In 2020, the General Assembly made several changes that affect the Retirement Systems. Below is a brief explanation of some of the changes with a link to the passed legislation. A list of all legislation that impacts the Retirement Systems Division, including minor technical corrections and member-related changes, can be found here.
Effective June 19, 2020, except for certain provisions that do not become effective until December 31, 2021, this law changes a number of provisions for purchases of creditable service in the Retirement Systems. including:
- Changing the cost calculation for certain service purchases;
- Limiting the amount of service that can be purchased:
- Allowing the employer to pay all or part of the cost of certain purchases: and
- Requiring some purchases to be made while still in service.
The basic rules for a defined benefit plan require a member to begin receiving pension benefits or a return of contributions once the required beginning age is reached. The age for the RMD increases for members of TSERS, LGERS, CJRS, and LRS from 70 12 to age 72 for anyone who turns 70 12 after January 1, 2020.
The process remains the same and action must be taken by the member to receive either a pension benefit. if eligible, or a return of contributions prior to April 1 of the calendar year following attainment of the RMD age. If the member is vested in a retirement allowance and the Retirement Systems Division does not receive a completed retirement application or a completed Form 5 (Withdrawing Your Retirement Service Credit and Contributions). a monthly retirement benefit based on the Maximum Allowance will be initiated. If the member is not vested in a retirement allowance and the Retirement Systems Division does not receive a completed Form 5, a refund of retirement contributions will be initiated.

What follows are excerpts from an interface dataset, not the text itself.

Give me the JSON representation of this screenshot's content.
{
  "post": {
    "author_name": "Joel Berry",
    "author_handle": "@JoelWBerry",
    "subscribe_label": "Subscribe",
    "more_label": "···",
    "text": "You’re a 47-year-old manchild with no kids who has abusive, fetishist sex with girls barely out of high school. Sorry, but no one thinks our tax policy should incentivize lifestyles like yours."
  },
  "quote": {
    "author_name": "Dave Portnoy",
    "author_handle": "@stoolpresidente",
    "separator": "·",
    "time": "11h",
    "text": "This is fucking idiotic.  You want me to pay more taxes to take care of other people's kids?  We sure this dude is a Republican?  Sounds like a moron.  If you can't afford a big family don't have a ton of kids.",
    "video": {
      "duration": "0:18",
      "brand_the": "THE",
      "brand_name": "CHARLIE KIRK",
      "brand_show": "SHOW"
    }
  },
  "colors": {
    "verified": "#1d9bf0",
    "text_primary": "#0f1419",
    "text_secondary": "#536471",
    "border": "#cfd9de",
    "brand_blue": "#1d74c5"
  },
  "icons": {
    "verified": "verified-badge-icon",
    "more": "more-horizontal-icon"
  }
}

The barriers in place for individuals who retired from TSERS or LGERS were temporarily removed for those returning to work on a part-time, temporary or interim basis during the state of emergency related to COVID-19.

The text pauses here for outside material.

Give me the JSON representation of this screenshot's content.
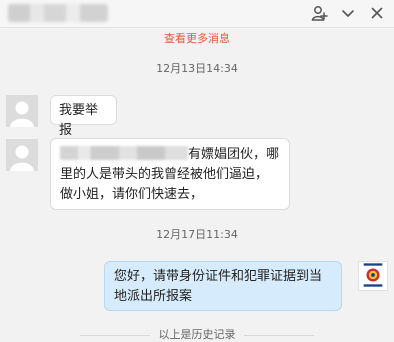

- TSERS retirees who retired during the six months from October 2019 through March 2020, and who the employer certifies were rehired on or before August 31, 2020 under the COVID-19-related return-to-work exemption, must satisfy a one-month waiting period rather than a six-month waiting period in order for their retirement to take effect.
- For TSERS and LGERS retirees who retired before April 1, 2020 and returned in a position that the employer certifies was needed due to COVID-19, earnings received from March 10, 2020 through August 31, 2020 do not count toward the re-employment earnings limit under G.S. 128-24(5)c. (LGERS) or 135-3(8)c. (TSERS).

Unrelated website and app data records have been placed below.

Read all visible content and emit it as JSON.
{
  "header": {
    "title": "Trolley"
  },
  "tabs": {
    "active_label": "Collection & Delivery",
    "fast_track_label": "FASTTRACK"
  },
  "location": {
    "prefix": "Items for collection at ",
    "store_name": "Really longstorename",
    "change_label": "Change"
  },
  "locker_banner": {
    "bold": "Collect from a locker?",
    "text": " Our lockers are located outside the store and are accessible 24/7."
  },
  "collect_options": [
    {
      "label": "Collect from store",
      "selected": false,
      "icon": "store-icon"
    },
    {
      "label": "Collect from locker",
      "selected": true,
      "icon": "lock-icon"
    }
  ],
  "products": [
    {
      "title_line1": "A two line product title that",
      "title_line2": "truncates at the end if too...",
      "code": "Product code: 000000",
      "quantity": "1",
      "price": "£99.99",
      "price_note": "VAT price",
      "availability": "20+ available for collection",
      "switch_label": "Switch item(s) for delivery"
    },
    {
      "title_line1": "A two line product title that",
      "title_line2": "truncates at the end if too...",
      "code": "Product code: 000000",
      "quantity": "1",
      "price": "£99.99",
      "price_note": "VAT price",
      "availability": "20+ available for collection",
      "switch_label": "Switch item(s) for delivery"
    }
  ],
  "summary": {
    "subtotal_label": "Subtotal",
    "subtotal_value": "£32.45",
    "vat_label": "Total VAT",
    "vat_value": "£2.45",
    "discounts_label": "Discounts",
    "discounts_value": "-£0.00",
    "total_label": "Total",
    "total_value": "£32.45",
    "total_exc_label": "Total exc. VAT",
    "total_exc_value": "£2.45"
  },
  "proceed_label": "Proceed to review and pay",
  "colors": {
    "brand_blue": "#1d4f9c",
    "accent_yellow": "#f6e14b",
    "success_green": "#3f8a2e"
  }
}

Certain retired teachers under TSERS are allowed to return to work in certain high-need schools and still receive full retirement benefits. The act became effective on July 1, 2019 and expires on June 30, 2021. In order to qualify, certain requirements must be met:
- The individual must have retired on or before February 1, 2019 after attaining one of the following:
- The age of 65 with 5 years of creditable service:
- The age of 60 with 25 years of creditable service: or
- 30 years of creditable service.
- The individual must be re-employed by a local board of education to teach at a high need school or schools.
The Department of Public Instruction must certify to TSERS that the retiree is employed as a high-need retired teacher.
The Department of State Treasurer (DST) is required to seek a Private Letter Ruling from the Internal Revenue Service (IRS) regarding the provisions. The Department of State Treasurer has requested, but not yet received the Private Letter Ruling from the IRS. Once DST receives a Private Letter Ruling, the State Treasurer will notify Local Education Agencies of the findings and take action, if required.
Please note: School Systems are allowed to proceed using this new law if they choose, however they are responsible for all negative repercussions and penalties that could stem from a finding by the IRS that the new law constitutes an unallowable scheme under federal tax law.
School systems are also free to rehire retirees under the older law that allows retirees who have met the separation of service requirement to work part-time up to the earnable allowance. while still receiving their full pension benefit.
Conner's Law increases the Line-of-Duty Death Benefit to the beneficiary of a covered public safety worker from $100,000 to $200,000 when the covered person is "murdered in the line of duty" as determined by the North Carolina Industrial Commission. This provision is effective retroactively to July 1, 2016, and applies to qualifying deaths on or after that date.
Effective October 1, 2020, this law makes permanent the provision that if an eligible sheriff has accrued sick leave as a member of LGERS. after the member and the Department of Justice notify the Retirement Systems Division, the member can elect to have all of that sick leave applied to service under the SSPF. The same sick leave cannot be used for both plans.
TSERS or LGERS may require an employing agency to pay all or part of a return-to-work overpayment assessed to a retiree if the actions by the employer are found to have caused the overpayment.
Effective July 1, 2021, any or all of the following may apply:
- Employer penalty of 10% of the compensation of the unreported re-employed beneficiary (minimum penalty of $25):
- Employer to reimburse the Retirement System for any retirement allowance paid to the beneficiary during an unreported period when the allowance would have been suspended had the required report been received:
- Employer to pay the amount the beneficiary would have been required to pay to the Retirement Systems had the required report been received.
Effective June 26, 2020, the information contained in monthly reports ("watch reports") provided to employers, indicating employees most likely to require additional employer contributions under the CBBC provisions should they elect to retire in the next 12 months, is not public record, and employers or former employers receiving this information should treat it as confidential.
Effective June 26, 2020, the definition of "duly acknowledged" in the TSERS and LGERS statutes includes notarization, electronic notarization or verification through an identity authentication service.
The Retirement Systems Division is evaluating how processes may change in the future. But. as of now, requirements have not changed.
Effective July 1, 2020, before undertaking a new five-year actuarial experience study, the TSERS Board of Trustees must report to the General Assembly and the Governor on the "stress-testing" of TSERS in various possible economic scenarios. The legislation outlines required elements of the report.